* [Task directions]
Copy each entry below unchanged; the images do not go in the copy.

* [Given data]
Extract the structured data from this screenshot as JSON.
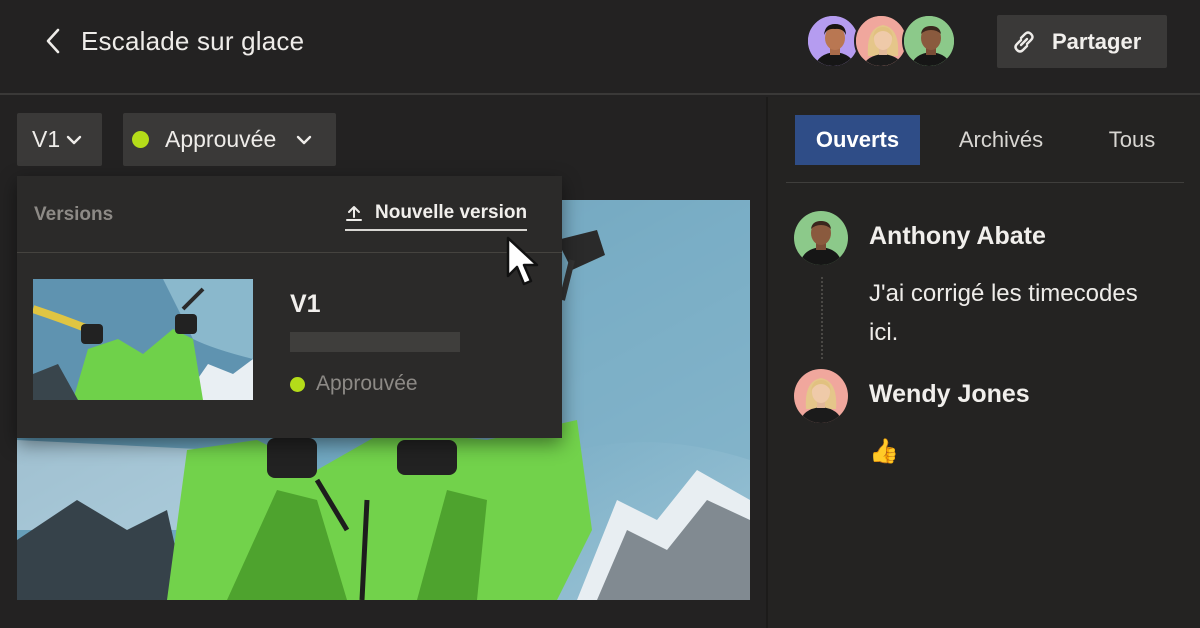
{
  "header": {
    "title": "Escalade sur glace",
    "share_label": "Partager",
    "collaborators": [
      "avatar-1",
      "avatar-2",
      "avatar-3"
    ]
  },
  "toolbar": {
    "version_label": "V1",
    "status_label": "Approuvée",
    "status_color": "#b4dc19"
  },
  "versions_menu": {
    "title": "Versions",
    "new_version_label": "Nouvelle version",
    "items": [
      {
        "name": "V1",
        "status": "Approuvée"
      }
    ]
  },
  "comments_panel": {
    "tabs": [
      {
        "label": "Ouverts",
        "active": true
      },
      {
        "label": "Archivés",
        "active": false
      },
      {
        "label": "Tous",
        "active": false
      }
    ],
    "comments": [
      {
        "author": "Anthony Abate",
        "text": "J'ai corrigé les timecodes ici."
      },
      {
        "author": "Wendy Jones",
        "text": "👍"
      }
    ]
  },
  "colors": {
    "background": "#232222",
    "panel": "#2b2a29",
    "control": "#3a3938",
    "accent_tab": "#2f4d87",
    "approved": "#b4dc19"
  }
}
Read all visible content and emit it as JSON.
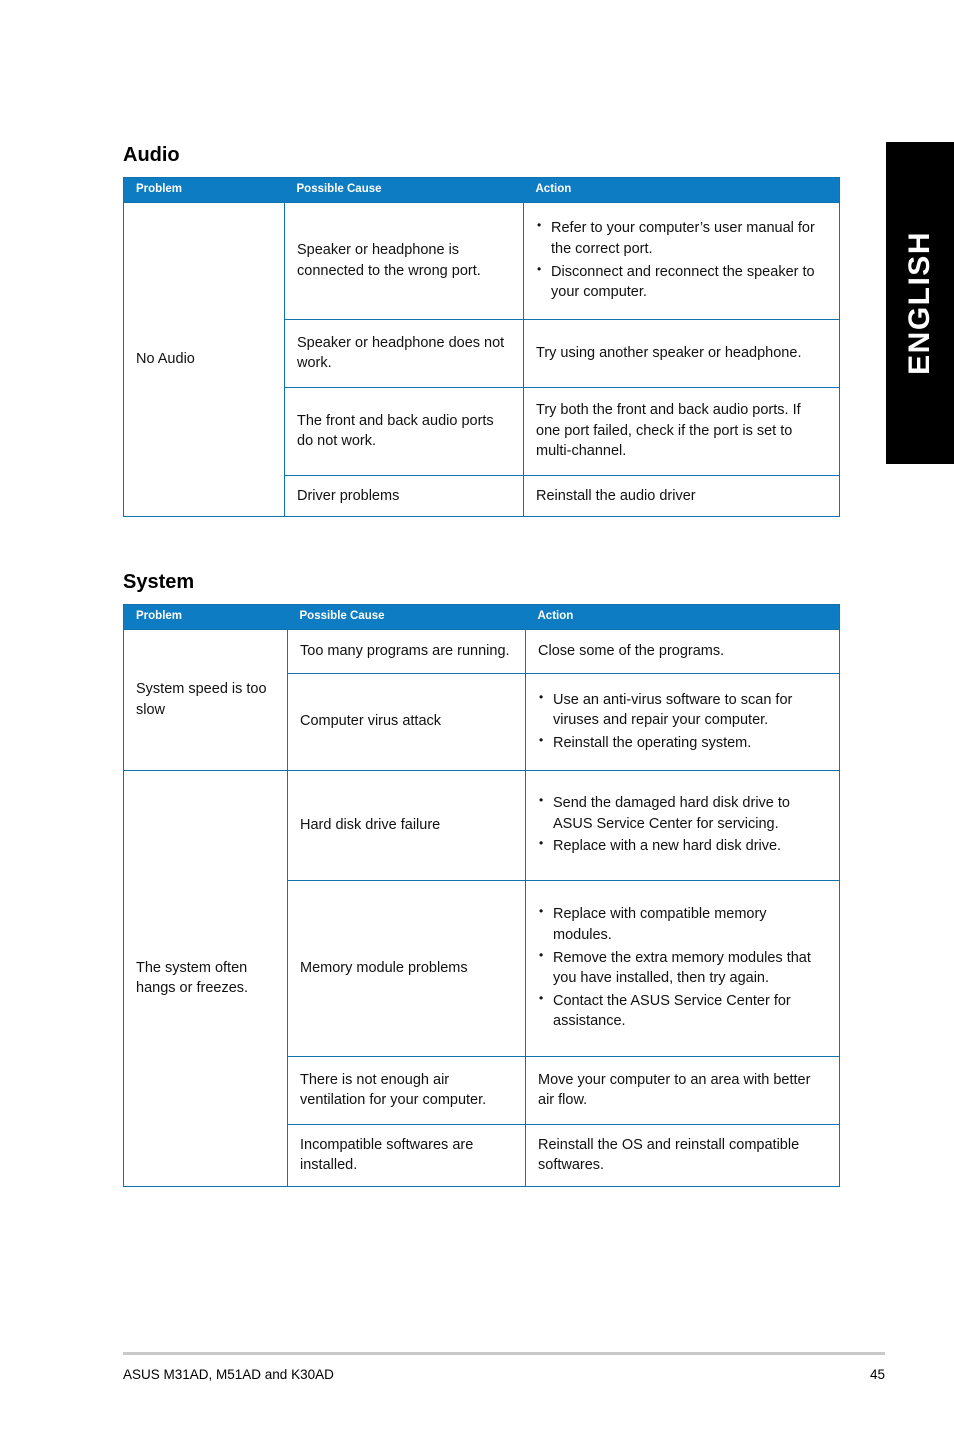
{
  "language_tab": {
    "label": "ENGLISH"
  },
  "sections": [
    {
      "id": "audio",
      "title": "Audio",
      "columns": [
        "Problem",
        "Possible Cause",
        "Action"
      ],
      "rows": [
        {
          "problem": "No Audio",
          "cause": "Speaker or headphone is connected to the wrong port.",
          "action_bullets": [
            "Refer to your computer’s user manual for the correct port.",
            "Disconnect and reconnect the speaker to your computer."
          ]
        },
        {
          "cause": "Speaker or headphone does not work.",
          "action": "Try using another speaker or headphone."
        },
        {
          "cause": "The front and back audio ports do not work.",
          "action": "Try both the front and back audio ports. If one port failed, check if the port is set to multi-channel."
        },
        {
          "cause": "Driver problems",
          "action": "Reinstall the audio driver"
        }
      ]
    },
    {
      "id": "system",
      "title": "System",
      "columns": [
        "Problem",
        "Possible Cause",
        "Action"
      ],
      "rows": [
        {
          "problem": "System speed is too slow",
          "cause": "Too many programs are running.",
          "action": "Close some of the programs."
        },
        {
          "cause": "Computer virus attack",
          "action_bullets": [
            "Use an anti-virus software to scan for viruses and repair your computer.",
            "Reinstall the operating system."
          ]
        },
        {
          "problem": "The system often hangs or freezes.",
          "cause": "Hard disk drive failure",
          "action_bullets": [
            "Send the damaged hard disk drive to ASUS Service Center for servicing.",
            "Replace with a new hard disk drive."
          ]
        },
        {
          "cause": "Memory module problems",
          "action_bullets": [
            "Replace with compatible memory modules.",
            "Remove the extra memory modules that you have installed, then try again.",
            "Contact the ASUS Service Center for assistance."
          ]
        },
        {
          "cause": "There is not enough air ventilation for your computer.",
          "action": "Move your computer to an area with better air flow."
        },
        {
          "cause": "Incompatible softwares are installed.",
          "action": "Reinstall the OS and reinstall compatible softwares."
        }
      ]
    }
  ],
  "footer": {
    "product": "ASUS M31AD, M51AD and K30AD",
    "page_number": "45"
  },
  "colors": {
    "header_blue": "#0d7cc2",
    "border_blue": "#1272ad",
    "tab_black": "#000000",
    "rule_gray": "#c9c9c9"
  }
}
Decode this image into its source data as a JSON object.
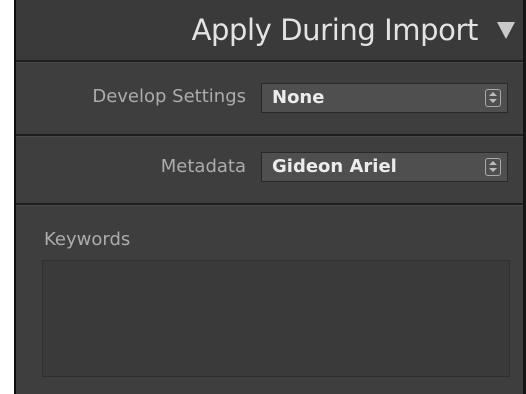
{
  "header": {
    "title": "Apply During Import",
    "collapse_icon": "triangle-down-icon"
  },
  "develop_settings": {
    "label": "Develop Settings",
    "value": "None",
    "stepper_icon": "up-down-stepper-icon"
  },
  "metadata": {
    "label": "Metadata",
    "value": "Gideon Ariel",
    "stepper_icon": "up-down-stepper-icon"
  },
  "keywords": {
    "label": "Keywords",
    "value": ""
  },
  "colors": {
    "panel_bg": "#3e3e3e",
    "header_bg": "#3a3a3a",
    "select_bg": "#4f4f4f",
    "text_light": "#e3e3e3",
    "text_label": "#acacac"
  }
}
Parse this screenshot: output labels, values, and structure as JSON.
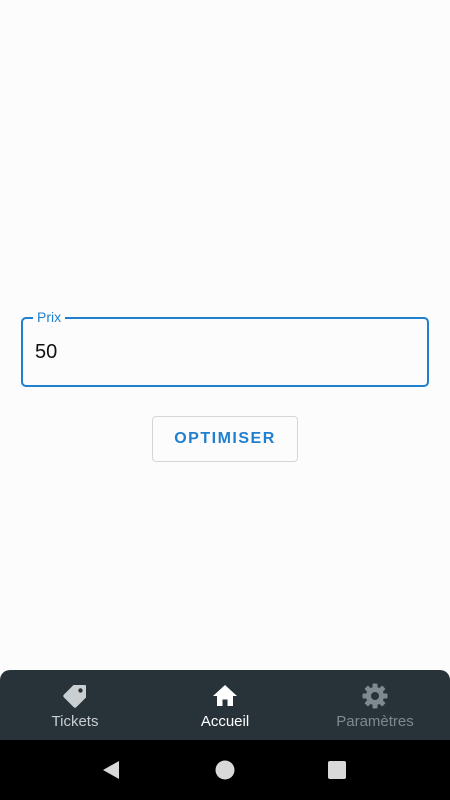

* [Written solution]
Extract the structured data from this screenshot as JSON.
{
  "header": {
    "title": "Escalade sur glace",
    "share_label": "Partager",
    "collaborators": [
      "avatar-1",
      "avatar-2",
      "avatar-3"
    ]
  },
  "toolbar": {
    "version_label": "V1",
    "status_label": "Approuvée",
    "status_color": "#b4dc19"
  },
  "versions_menu": {
    "title": "Versions",
    "new_version_label": "Nouvelle version",
    "items": [
      {
        "name": "V1",
        "status": "Approuvée"
      }
    ]
  },
  "comments_panel": {
    "tabs": [
      {
        "label": "Ouverts",
        "active": true
      },
      {
        "label": "Archivés",
        "active": false
      },
      {
        "label": "Tous",
        "active": false
      }
    ],
    "comments": [
      {
        "author": "Anthony Abate",
        "text": "J'ai corrigé les timecodes ici."
      },
      {
        "author": "Wendy Jones",
        "text": "👍"
      }
    ]
  },
  "colors": {
    "background": "#232222",
    "panel": "#2b2a29",
    "control": "#3a3938",
    "accent_tab": "#2f4d87",
    "approved": "#b4dc19"
  }
}
Read all visible content and emit it as JSON.
{
  "language_tab": {
    "label": "ENGLISH"
  },
  "sections": [
    {
      "id": "audio",
      "title": "Audio",
      "columns": [
        "Problem",
        "Possible Cause",
        "Action"
      ],
      "rows": [
        {
          "problem": "No Audio",
          "cause": "Speaker or headphone is connected to the wrong port.",
          "action_bullets": [
            "Refer to your computer’s user manual for the correct port.",
            "Disconnect and reconnect the speaker to your computer."
          ]
        },
        {
          "cause": "Speaker or headphone does not work.",
          "action": "Try using another speaker or headphone."
        },
        {
          "cause": "The front and back audio ports do not work.",
          "action": "Try both the front and back audio ports. If one port failed, check if the port is set to multi-channel."
        },
        {
          "cause": "Driver problems",
          "action": "Reinstall the audio driver"
        }
      ]
    },
    {
      "id": "system",
      "title": "System",
      "columns": [
        "Problem",
        "Possible Cause",
        "Action"
      ],
      "rows": [
        {
          "problem": "System speed is too slow",
          "cause": "Too many programs are running.",
          "action": "Close some of the programs."
        },
        {
          "cause": "Computer virus attack",
          "action_bullets": [
            "Use an anti-virus software to scan for viruses and repair your computer.",
            "Reinstall the operating system."
          ]
        },
        {
          "problem": "The system often hangs or freezes.",
          "cause": "Hard disk drive failure",
          "action_bullets": [
            "Send the damaged hard disk drive to ASUS Service Center for servicing.",
            "Replace with a new hard disk drive."
          ]
        },
        {
          "cause": "Memory module problems",
          "action_bullets": [
            "Replace with compatible memory modules.",
            "Remove the extra memory modules that you have installed, then try again.",
            "Contact the ASUS Service Center for assistance."
          ]
        },
        {
          "cause": "There is not enough air ventilation for your computer.",
          "action": "Move your computer to an area with better air flow."
        },
        {
          "cause": "Incompatible softwares are installed.",
          "action": "Reinstall the OS and reinstall compatible softwares."
        }
      ]
    }
  ],
  "footer": {
    "product": "ASUS M31AD, M51AD and K30AD",
    "page_number": "45"
  },
  "colors": {
    "header_blue": "#0d7cc2",
    "border_blue": "#1272ad",
    "tab_black": "#000000",
    "rule_gray": "#c9c9c9"
  }
}
Decode this image into its source data as a JSON object.
{
  "header": {
    "title": "Apply During Import",
    "collapse_icon": "triangle-down-icon"
  },
  "develop_settings": {
    "label": "Develop Settings",
    "value": "None",
    "stepper_icon": "up-down-stepper-icon"
  },
  "metadata": {
    "label": "Metadata",
    "value": "Gideon Ariel",
    "stepper_icon": "up-down-stepper-icon"
  },
  "keywords": {
    "label": "Keywords",
    "value": ""
  },
  "colors": {
    "panel_bg": "#3e3e3e",
    "header_bg": "#3a3a3a",
    "select_bg": "#4f4f4f",
    "text_light": "#e3e3e3",
    "text_label": "#acacac"
  }
}
Parse this screenshot: output labels, values, and structure as JSON.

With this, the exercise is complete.